WHAT IS NEEDED: Would you return the records below character for character, without any images?
(Beginning of DATA PROVIDED)
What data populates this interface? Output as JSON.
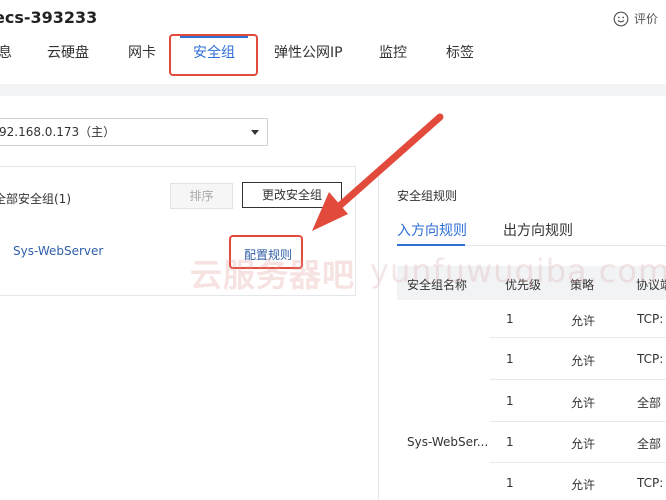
{
  "header": {
    "title": "ecs-393233",
    "feedback_label": "评价",
    "feedback_icon": "smile-icon"
  },
  "tabs": [
    {
      "label": "息"
    },
    {
      "label": "云硬盘"
    },
    {
      "label": "网卡"
    },
    {
      "label": "安全组",
      "active": true
    },
    {
      "label": "弹性公网IP"
    },
    {
      "label": "监控"
    },
    {
      "label": "标签"
    }
  ],
  "nic_select": {
    "value": "92.168.0.173（主）"
  },
  "security_groups": {
    "header_label": "全部安全组(1)",
    "sort_button": "排序",
    "change_button": "更改安全组",
    "items": [
      {
        "name": "Sys-WebServer",
        "action": "配置规则"
      }
    ]
  },
  "rules": {
    "title": "安全组规则",
    "tabs": [
      "入方向规则",
      "出方向规则"
    ],
    "columns": [
      "安全组名称",
      "优先级",
      "策略",
      "协议端"
    ],
    "group_name": "Sys-WebSer...",
    "rows": [
      {
        "priority": "1",
        "policy": "允许",
        "protocol": "TCP:"
      },
      {
        "priority": "1",
        "policy": "允许",
        "protocol": "TCP:"
      },
      {
        "priority": "1",
        "policy": "允许",
        "protocol": "全部"
      },
      {
        "priority": "1",
        "policy": "允许",
        "protocol": "全部"
      },
      {
        "priority": "1",
        "policy": "允许",
        "protocol": "TCP:"
      }
    ]
  },
  "watermark": {
    "cn": "云服务器吧",
    "latin": "yunfuwuqiba.com"
  },
  "colors": {
    "accent": "#2f6fd6",
    "highlight": "#e24a3b",
    "link": "#2f5fa8"
  }
}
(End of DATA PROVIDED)
ANSWER:
What data populates this interface? Output as JSON.
{
  "header": {
    "title": "ecs-393233",
    "feedback_label": "评价",
    "feedback_icon": "smile-icon"
  },
  "tabs": [
    {
      "label": "息"
    },
    {
      "label": "云硬盘"
    },
    {
      "label": "网卡"
    },
    {
      "label": "安全组",
      "active": true
    },
    {
      "label": "弹性公网IP"
    },
    {
      "label": "监控"
    },
    {
      "label": "标签"
    }
  ],
  "nic_select": {
    "value": "92.168.0.173（主）"
  },
  "security_groups": {
    "header_label": "全部安全组(1)",
    "sort_button": "排序",
    "change_button": "更改安全组",
    "items": [
      {
        "name": "Sys-WebServer",
        "action": "配置规则"
      }
    ]
  },
  "rules": {
    "title": "安全组规则",
    "tabs": [
      "入方向规则",
      "出方向规则"
    ],
    "columns": [
      "安全组名称",
      "优先级",
      "策略",
      "协议端"
    ],
    "group_name": "Sys-WebSer...",
    "rows": [
      {
        "priority": "1",
        "policy": "允许",
        "protocol": "TCP:"
      },
      {
        "priority": "1",
        "policy": "允许",
        "protocol": "TCP:"
      },
      {
        "priority": "1",
        "policy": "允许",
        "protocol": "全部"
      },
      {
        "priority": "1",
        "policy": "允许",
        "protocol": "全部"
      },
      {
        "priority": "1",
        "policy": "允许",
        "protocol": "TCP:"
      }
    ]
  },
  "watermark": {
    "cn": "云服务器吧",
    "latin": "yunfuwuqiba.com"
  },
  "colors": {
    "accent": "#2f6fd6",
    "highlight": "#e24a3b",
    "link": "#2f5fa8"
  }
}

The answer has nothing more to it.